10/05/2012 12:03 pm ET Updated Dec 05, 2012

Romney Reveals True Self in PBS Remark

Watching the debate on Wednesday I felt I was in a bizarro world. Governor Romney was looking presidential, spouting statistics and talking compassionately about people he met who are unemployed, and President Obama was looking vulnerable, defensive, and out of touch with the American electorate.

I felt I was in the Land of Oz and maybe if I clicked my heels I would be transported back to reality. I knew that Governor Romney was a good debater who has had lots of practice in the primaries and more time to prepare than the president, but I was expecting a more equal sporting event.

The governor was doing a pretty good job of re-selling himself as a caring person who wanted to help the middle class -- until he slipped up and the real man showed up. That moment occurred when he said he wanted to cut PBS. Right away I thought uh, oh. This is going to be his zinger, but not in the way he intended.

He delivered the line in a carefree, joking way, saying he loved Big Bird and liked the moderator, Jim Lehrer, but that PBS would have to go because his budget couldn't afford it. These comments show the two- sidedness of Romney. He thinks by sweet-talking you, he will somehow soften the blow of getting canned. What an insult to a well-respected news anchor who has done a superb job for many years! Secondly, how can you so casually talk about axing Big Bird, who is an icon to today's children as well as the baby boomers who grew up with Sesame Street?

His behavior was condescending and arrogant and reminds me of a CEO asking a faithful, long-working employee of his company to come into his office to say: "I love you and you have done a good job, but I have to let you go because we can't afford you" while he keeps his own obscene profits.

This is the Mitt Romney who said he likes to fire people. This is the Mitt Romney who founded Bain Capital, the pioneer of outsourcing and vulture capitalism.
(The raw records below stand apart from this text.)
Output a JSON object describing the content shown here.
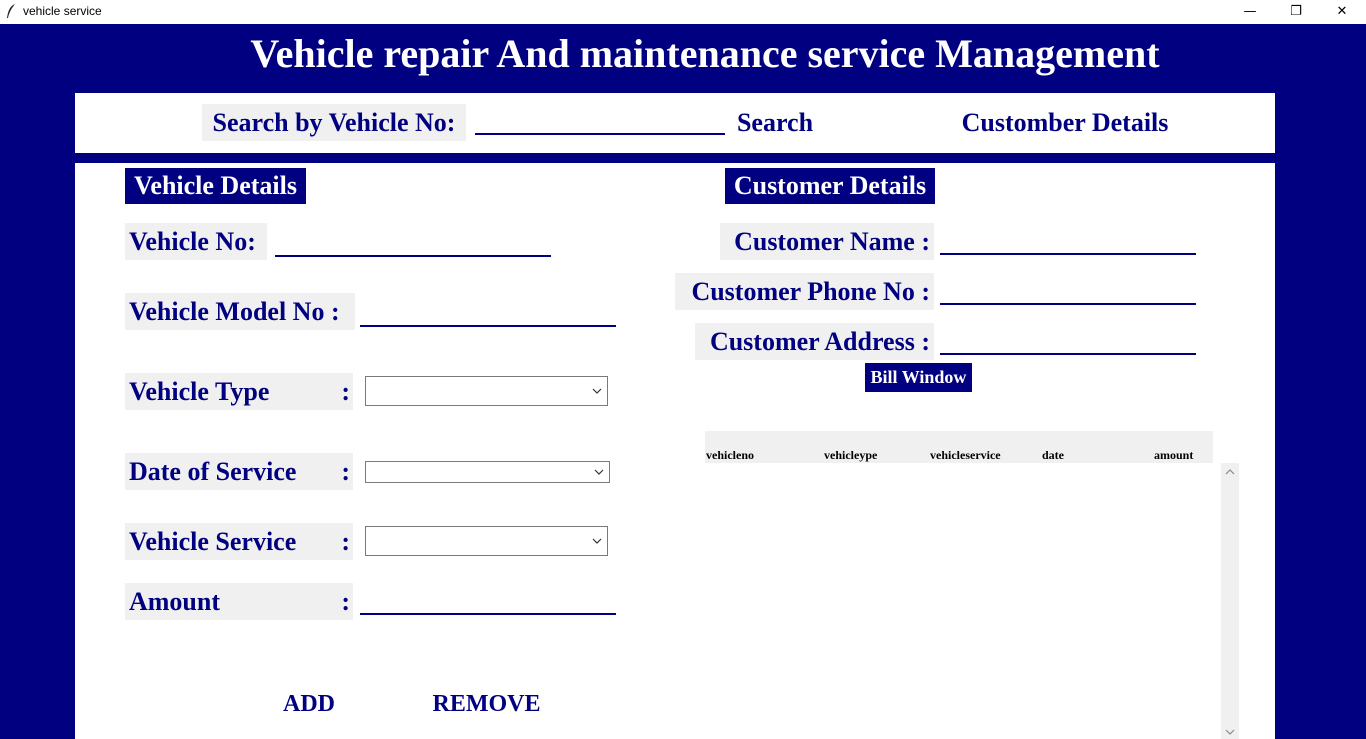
{
  "window": {
    "title": "vehicle service",
    "minimize": "—",
    "maximize": "❐",
    "close": "✕"
  },
  "header": {
    "title": "Vehicle repair And maintenance service Management"
  },
  "search": {
    "label": "Search by Vehicle No:",
    "value": "",
    "search_button": "Search",
    "customer_details_button": "Customber Details"
  },
  "vehicle": {
    "heading": "Vehicle Details",
    "vehicle_no_label": "Vehicle No:",
    "vehicle_no_value": "",
    "model_label": "Vehicle Model No :",
    "model_value": "",
    "type_label": "Vehicle Type",
    "type_value": "",
    "date_label": "Date of Service",
    "date_value": "",
    "service_label": "Vehicle Service",
    "service_value": "",
    "amount_label": "Amount",
    "amount_value": "",
    "colon": ":"
  },
  "customer": {
    "heading": "Customer Details",
    "name_label": "Customer Name :",
    "name_value": "",
    "phone_label": "Customer Phone No :",
    "phone_value": "",
    "address_label": "Customer Address :",
    "address_value": ""
  },
  "bill": {
    "button": "Bill Window",
    "columns": [
      "vehicleno",
      "vehicleype",
      "vehicleservice",
      "date",
      "amount"
    ],
    "rows": []
  },
  "actions": {
    "add": "ADD",
    "remove": "REMOVE"
  },
  "colors": {
    "navy": "#000080",
    "label_bg": "#f0f0f0",
    "white": "#ffffff"
  },
  "icons": {
    "app": "feather-icon",
    "dropdown": "chevron-down-icon",
    "scroll_up": "chevron-up-icon",
    "scroll_down": "chevron-down-icon"
  }
}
This is the Mitt Romney who was captured on that video at the private fundraiser where he said that 47 percent of the population were victims who didn't pay income taxes and were dependent on the government and will never take responsibility for their lives. This is the Mitt Romney who represents the party that wants to cut anything that has the word "public" in it. NPR, PBS, NEA, public education. What's next? Public libraries? They already want to get rid of the postal system, the EPA, and Planned Parenthood.

Ending the station of Sesame Street, Antique Roadshow, Masterpiece Theatre, Live From Lincoln Center, Frontline, Nova, Bill Moyers Journal, Charlie Rose and countless specials and concerts? Blasphemous. Tell senior citizens you are taking away The Lawrence Welk Show. See what kind of reaction you get. And the PBS NewHour (with Jim Lehrer) is probably the only fair and balanced news show on television. They present just the facts without a bias one way or another.

PBS is also a free channel, so you are once again targeting those pesky moochers who may be unemployed or on Social Security and Medicare who maybe can't afford cable. But as you said, Mr. Romney, you don't worry about those folks because they aren't going to vote for you anyway. Just like you said you don't care about the very poor because they have a safety net (right).

I think once again, Governor Romney, you have shown how out of touch you are because you have not realized the firestorm you have created. Already in the Huffington Post there is a letter written to you by an eight-year-old girl upset about your ending Sesame Street. Of course, with your innate ability to be a chameleon, in a few weeks you may come back with a statement of "never mind" (as the president suggested you have done with your tax plan.)

One good thing your remark has created is an increase in donations to PBS. It shows the public cares and wants the network to continue. The ridiculous thing is government funding for PBS is 0.012 percent of the budget, or a small drop in a big bucket. The station is also funded by donations from the viewing audience.

No matter what happens, I believe America will not ax Big Bird or PBS NewsHour because in the long run the public will have its say. Just as we will on November 6th. Maybe by then the bizarre political world of the first debate will be back to normal, whatever that is.